Here is a guide listing things to consider when buying vintage French bikes in France, particularly with a view to restoring them. Although some of the information is specific to France, much will apply to any vintage bike anywhere.

Here are some things to consider before buying a vintage bike:

Why do I want a Vintage French bike?

I’m a fan of retro style, and a fan of French culture. Names like Motobecane and Alcyon have a ring to them that cannot be matched by other languages (except perhaps Italian). I love the way steel tubed bikes look with chrome or aluminium parts. I think carbon, weight weenie, pro peloton obsessed bike culture has lost its way in terms of aesthetics, and I’m not alone – there is now a growing counter movement.

I feel that you don’t need a race bike unless you ride competitively, you don’t need a mountain bike unless you ride cross country. Nobody needs 11 speeds or suspension forks for their city commute or shop run. France has a tremendous cycling culture, and once had a massive industry that built everyday bikes, for everyday people, to be ridden every day.


A bike ready to ride!

How will I ride it?

Are you just looking for a pub bike or beater? Are you going to ride period sportives or are you looking for a stylish commuter? Someone aiming more towards the latter two will want to spend more time and money making sure they get a suitable bike, and will want to make sure it is truly solid and serviceable.

You might even be looking for a decorative object to hang on the wall or put in the garden, in which case it’s just a question of aesthetics. Bizarrely enough, rusty old clunkers destined for this purpose often command a higher price than rideable bikes!

Where will I ride it?

Most vintage French bikes have a lowest gear ratio of 40*24, making them unsuitable for most riders in anything but flat areas (modern road bikes often have 34*28, hybrids and mountain bikes even lower). Upgrading this usually involves replacing several parts – the cost may be prohibitive and should be considered before buying.

Do you have the tools and knowhow?

Do you have the tools and knowhow?

Do I want a restoration project or a finished bike?

You’ll pay several times more for a bike that’s ready to ride, but it may be worth it as the cost of parts may make a restoration a false economy. The term ‘restoration’ of course covers a wide range of activities, from just fitting new handlebar tape and tyres, to full stripping and rebuilding (perhaps respraying too).

If you do want to do a restoration, do you know how to go about it? Do you have the tools required and a source for parts? Bear in mind that old French bikes are built with a number of now obsolete standards, which are generally incompatible with non-French or modern equipment. Special tools not found in a regular bike workshop may also be required.

Ask yourself if you have the time to restore the bike. How many rusty frames are hung up in garages all over the world, waiting for the day when their owner ‘gets around to it’? However long you think it will take, it will always take longer!

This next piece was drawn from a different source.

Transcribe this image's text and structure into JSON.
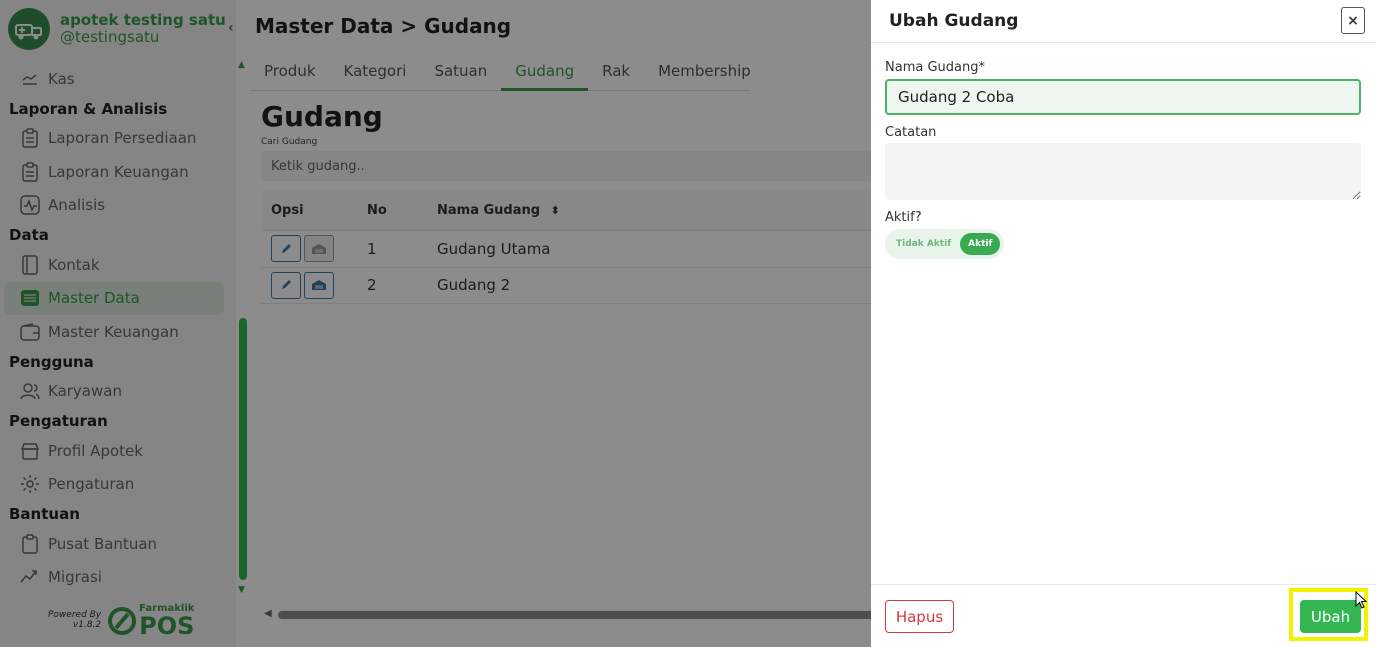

Oh, and don’t take the seller’s word for it when they tell you “il faut juste gonfler les pneus” (you just need to pump the tyres up)… I’ve been told this of bikes that were so far gone that even I would be tempted to let them rust away.

How much do I want to spend on my project?

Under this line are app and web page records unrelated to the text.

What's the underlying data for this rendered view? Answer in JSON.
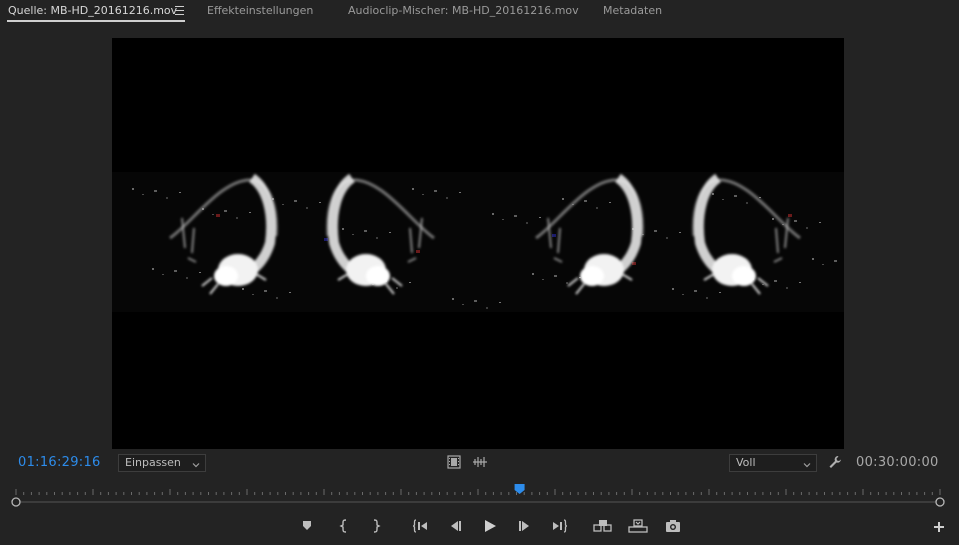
{
  "tabs": [
    {
      "label": "Quelle: MB-HD_20161216.mov",
      "active": true
    },
    {
      "label": "Effekteinstellungen",
      "active": false
    },
    {
      "label": "Audioclip-Mischer: MB-HD_20161216.mov",
      "active": false
    },
    {
      "label": "Metadaten",
      "active": false
    }
  ],
  "monitor": {
    "current_timecode": "01:16:29:16",
    "duration_timecode": "00:30:00:00",
    "zoom": {
      "value": "Einpassen"
    },
    "resolution": {
      "value": "Voll"
    },
    "playhead_fraction": 0.545
  },
  "icons": {
    "settings": "wrench-icon",
    "drag_video": "film-strip-icon",
    "drag_audio": "audio-waveform-icon",
    "add": "plus-icon"
  },
  "transport": [
    "marker-icon",
    "mark-in-icon",
    "mark-out-icon",
    "go-to-in-icon",
    "step-back-icon",
    "play-icon",
    "step-forward-icon",
    "go-to-out-icon",
    "insert-icon",
    "overwrite-icon",
    "export-frame-icon"
  ],
  "colors": {
    "accent": "#2d8ceb",
    "panel_bg": "#232323",
    "video_bg": "#000000",
    "text": "#a9a9a9"
  }
}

This is entirely down to you! If at all possible, scope out prices as much as possible before buying. Even at vide greniers, people will often be happy to give you their phone number or email address in order to buy a bike after the fact – giving you time to think and research. If a deal seems too good to be true, it probably is (there are exceptions!). Be sure to factor in any necessary repairs or upgrades so you know if that bike you’re looking at is more bargain or money-pit.

The long and the short of it is that you could probably find a Vintage bike for €20, and spend €40 on tyres, tubes, bar tape, brake cables and blocks, maybe give the bearings a grease and have a unique, fun, stylish Sunday rider. The lowest I’ve paid for a complete bike is €10, and I wouldn’t pay more than €30-40 for a restoration project, unless it was something really special.